_Work instruction:_ Exactly as they appear, output all of the records. Skip any images.

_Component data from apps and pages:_

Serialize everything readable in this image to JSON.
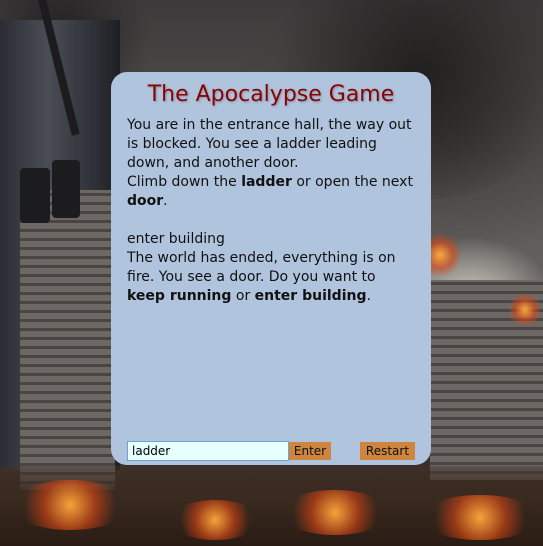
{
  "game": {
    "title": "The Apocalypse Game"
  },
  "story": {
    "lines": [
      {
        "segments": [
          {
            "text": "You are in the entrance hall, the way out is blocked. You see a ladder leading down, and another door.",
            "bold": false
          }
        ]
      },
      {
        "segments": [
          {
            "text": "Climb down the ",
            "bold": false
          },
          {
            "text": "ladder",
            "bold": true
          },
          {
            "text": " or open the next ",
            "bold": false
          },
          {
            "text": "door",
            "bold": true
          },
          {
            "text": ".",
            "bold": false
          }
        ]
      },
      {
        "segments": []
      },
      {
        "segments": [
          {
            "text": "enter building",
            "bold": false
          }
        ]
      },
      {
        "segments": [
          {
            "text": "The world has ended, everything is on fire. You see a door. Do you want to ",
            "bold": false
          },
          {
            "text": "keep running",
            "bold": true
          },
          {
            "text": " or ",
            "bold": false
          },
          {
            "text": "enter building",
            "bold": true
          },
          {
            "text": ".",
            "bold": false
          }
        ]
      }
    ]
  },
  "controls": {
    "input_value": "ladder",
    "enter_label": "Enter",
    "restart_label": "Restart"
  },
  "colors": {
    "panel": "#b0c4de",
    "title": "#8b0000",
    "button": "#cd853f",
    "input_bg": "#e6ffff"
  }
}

_Response:_
Serialize everything readable in this image to JSON.
{
  "game": {
    "title": "The Apocalypse Game"
  },
  "story": {
    "lines": [
      {
        "segments": [
          {
            "text": "You are in the entrance hall, the way out is blocked. You see a ladder leading down, and another door.",
            "bold": false
          }
        ]
      },
      {
        "segments": [
          {
            "text": "Climb down the ",
            "bold": false
          },
          {
            "text": "ladder",
            "bold": true
          },
          {
            "text": " or open the next ",
            "bold": false
          },
          {
            "text": "door",
            "bold": true
          },
          {
            "text": ".",
            "bold": false
          }
        ]
      },
      {
        "segments": []
      },
      {
        "segments": [
          {
            "text": "enter building",
            "bold": false
          }
        ]
      },
      {
        "segments": [
          {
            "text": "The world has ended, everything is on fire. You see a door. Do you want to ",
            "bold": false
          },
          {
            "text": "keep running",
            "bold": true
          },
          {
            "text": " or ",
            "bold": false
          },
          {
            "text": "enter building",
            "bold": true
          },
          {
            "text": ".",
            "bold": false
          }
        ]
      }
    ]
  },
  "controls": {
    "input_value": "ladder",
    "enter_label": "Enter",
    "restart_label": "Restart"
  },
  "colors": {
    "panel": "#b0c4de",
    "title": "#8b0000",
    "button": "#cd853f",
    "input_bg": "#e6ffff"
  }
}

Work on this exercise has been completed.